However, this approach reflects an acknowledgment of reality. When faced with highly coupled systems, uneven personnel quality, and immense pressure on version releases, this method is widely adopted in China and is actually a reasonable coping strategy. In similar situations, you might adopt a similar approach to manage projects.

### Estimation Methods Comparison

In Agile development, avoiding the use of linear sequences (like 1, 2, 3, 4, 5…) for estimation is key. Linear sequences easily give the team a false sense of precision, making it seem like the differences between each number can be accurately measured. However, they fail to adequately capture the uncertainty and complexity of requirements. This illusion might lead the team to underestimate risks when dealing with complex requirements, affecting the project’s progress.

#### Fibonacci Sequence (12358)

This method uses the numbers 1, 2, 3, 5, and 8 to estimate the size of requirements. These numbers are simple and clear, making them easy to use for direct calculations and for the team to reach a consensus. It is suitable for most teams, helping to quickly produce estimation results, and business personnel can easily understand it.

#### Power of Two Sequence (1248)

This method uses the numbers 1, 2, 4, and 8 for estimation. These numbers have larger gaps between them, making them suitable for quickly breaking down complex requirements into larger chunks. It is appropriate for situations requiring rough estimation, but it might not be as detailed as the Fibonacci sequence.

#### T-Shirt Sizing

This method uses labels like “XXS, XS, S, M, L, XL, XXL” to represent the size of requirements. While intuitive, it ultimately requires converting to numbers for calculation. It is suitable for quickly categorizing requirements, but be mindful that the subsequent conversion to numbers may increase complexity.

These methods share the commonality of avoiding linear sequences, using nonlinear sequences more effectively to reflect the complexity and uncertainty of requirements, thus helping teams make more reasonable decisions.

## Considerations of Atomic Agility

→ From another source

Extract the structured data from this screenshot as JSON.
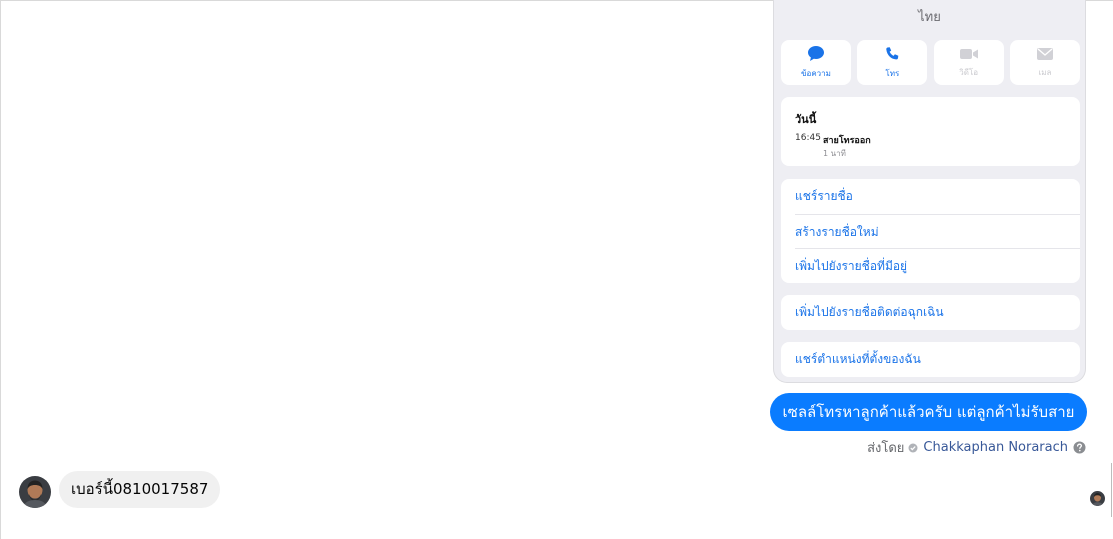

From the perspective of Atomic Agility, the estimation process should focus on quickly adapting and flexibly responding to changing requirements, rather than merely pursuing numerical precision. By applying the principle of Broader Perspective, teams not only focus on the specific details of the current requirements but also consider potential risks and future changes, making the estimation more strategic. The principle of Stronger Discipline emphasizes maintaining strict rules for splitting and merging tasks during the estimation process to ensure appropriate granularity and avoid getting bogged down by trivial details during execution. At the same time, using the approach of Clearer Gray Areas, teams can strike a balance between detailed planning and improvisation, ensuring they don’t lose their agility by overemphasizing perfect planning. These principles collectively guide teams to remain agile in the face of uncertainty, ensuring that estimates control risks while also promoting flexible project progress.